“In terms of how retailers can capitalise on the races, having a good window display – and reasonable prices – is perhaps the best way to market to consumers,” Rowley says.
“One of the most effective ways to boost sales is to do marketing through different channels. Part of that are in-store promotions, a good online presence and sending emails to loyal buyers.”
“[Retailers should consider] having specials online and tying that with the in-store experience, such as offering up sales staff to help customers pick out a hat to go with their dress.”
Rowley says while retailers don’t want to run the risk of overwhelming their customers with racing paraphernalia, it’s better than failing to acknowledge the races at all.
“Not everyone goes to the races but a lot of people do… I think for boutique shops, even online sellers, it’s a time of year when they can capitalise on a niche market,” she says.
“People are still spending – just not as much.”
“It’s kind of no different to how tough it has been for retailers this year to secure a sale, so [these sales strategies] are something they should be doing anyway.”
In addition to the mixed outlook for retailers, IBISWorld predicts the hospitality sector to take a hit due to the smaller crowd at this year’s cup.
“Racegoers may be more inclined to pack a picnic lunch than spend on food and beverages at the track,” IBISWorld says.
Corporate spending is also tipped to fall, but Dobie says restaurants could still do well, with many racegoers opting to head out for dinner at the end of the day.
With this in mind, Rowley says one way to spark diners’ interest is to have a special deal, such as a meal with a glass of wine.
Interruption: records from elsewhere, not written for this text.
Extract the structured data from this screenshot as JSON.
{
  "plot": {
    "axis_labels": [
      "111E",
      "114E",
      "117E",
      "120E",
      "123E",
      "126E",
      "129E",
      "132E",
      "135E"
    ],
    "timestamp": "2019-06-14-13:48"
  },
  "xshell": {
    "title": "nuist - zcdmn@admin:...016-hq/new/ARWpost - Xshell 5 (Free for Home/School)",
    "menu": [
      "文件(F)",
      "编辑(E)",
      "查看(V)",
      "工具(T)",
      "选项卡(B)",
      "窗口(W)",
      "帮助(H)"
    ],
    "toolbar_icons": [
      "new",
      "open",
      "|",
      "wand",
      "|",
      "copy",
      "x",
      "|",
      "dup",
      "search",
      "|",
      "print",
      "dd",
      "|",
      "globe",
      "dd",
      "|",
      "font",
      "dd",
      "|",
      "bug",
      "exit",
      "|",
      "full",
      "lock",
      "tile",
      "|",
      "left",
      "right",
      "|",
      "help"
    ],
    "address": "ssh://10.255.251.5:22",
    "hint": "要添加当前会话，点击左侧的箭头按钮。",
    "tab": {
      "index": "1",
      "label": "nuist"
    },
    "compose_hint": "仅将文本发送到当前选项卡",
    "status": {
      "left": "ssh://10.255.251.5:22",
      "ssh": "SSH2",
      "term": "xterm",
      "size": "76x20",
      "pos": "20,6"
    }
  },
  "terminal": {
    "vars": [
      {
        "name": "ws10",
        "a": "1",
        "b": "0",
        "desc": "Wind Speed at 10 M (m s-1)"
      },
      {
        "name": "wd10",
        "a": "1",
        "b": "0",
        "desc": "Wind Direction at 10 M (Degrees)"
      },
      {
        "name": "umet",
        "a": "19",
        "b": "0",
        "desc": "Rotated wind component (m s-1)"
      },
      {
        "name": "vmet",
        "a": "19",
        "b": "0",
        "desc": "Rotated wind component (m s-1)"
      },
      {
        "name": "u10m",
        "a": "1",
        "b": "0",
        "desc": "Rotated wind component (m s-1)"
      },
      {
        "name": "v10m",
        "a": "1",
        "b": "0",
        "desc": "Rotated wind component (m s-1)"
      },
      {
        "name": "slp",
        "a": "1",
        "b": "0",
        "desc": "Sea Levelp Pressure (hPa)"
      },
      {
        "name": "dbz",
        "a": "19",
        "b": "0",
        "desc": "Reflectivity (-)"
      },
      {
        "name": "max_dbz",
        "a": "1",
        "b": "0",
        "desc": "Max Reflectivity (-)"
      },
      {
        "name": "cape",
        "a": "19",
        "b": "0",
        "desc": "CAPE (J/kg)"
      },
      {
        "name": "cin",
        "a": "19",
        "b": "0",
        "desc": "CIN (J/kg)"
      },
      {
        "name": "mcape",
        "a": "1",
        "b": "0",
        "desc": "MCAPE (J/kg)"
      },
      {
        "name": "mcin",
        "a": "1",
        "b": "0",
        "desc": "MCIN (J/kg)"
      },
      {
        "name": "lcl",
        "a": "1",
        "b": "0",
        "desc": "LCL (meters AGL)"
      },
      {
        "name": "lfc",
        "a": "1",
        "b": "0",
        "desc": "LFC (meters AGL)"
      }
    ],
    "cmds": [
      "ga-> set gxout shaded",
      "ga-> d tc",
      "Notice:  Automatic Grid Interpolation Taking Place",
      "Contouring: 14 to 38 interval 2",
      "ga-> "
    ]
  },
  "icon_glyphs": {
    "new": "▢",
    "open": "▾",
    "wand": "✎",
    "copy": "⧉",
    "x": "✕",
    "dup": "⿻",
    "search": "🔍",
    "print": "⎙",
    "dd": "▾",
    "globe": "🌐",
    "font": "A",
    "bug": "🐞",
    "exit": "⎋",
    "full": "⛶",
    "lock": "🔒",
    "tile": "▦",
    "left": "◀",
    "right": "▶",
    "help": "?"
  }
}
She also advises employers to bulk up their staff numbers.
“Establishments that surround the racecourse, and in city areas, should bulk up their staff for the Melbourne Cup, Derby Day, Oaks Day and Stakes Day, particularly in the evening,” she says.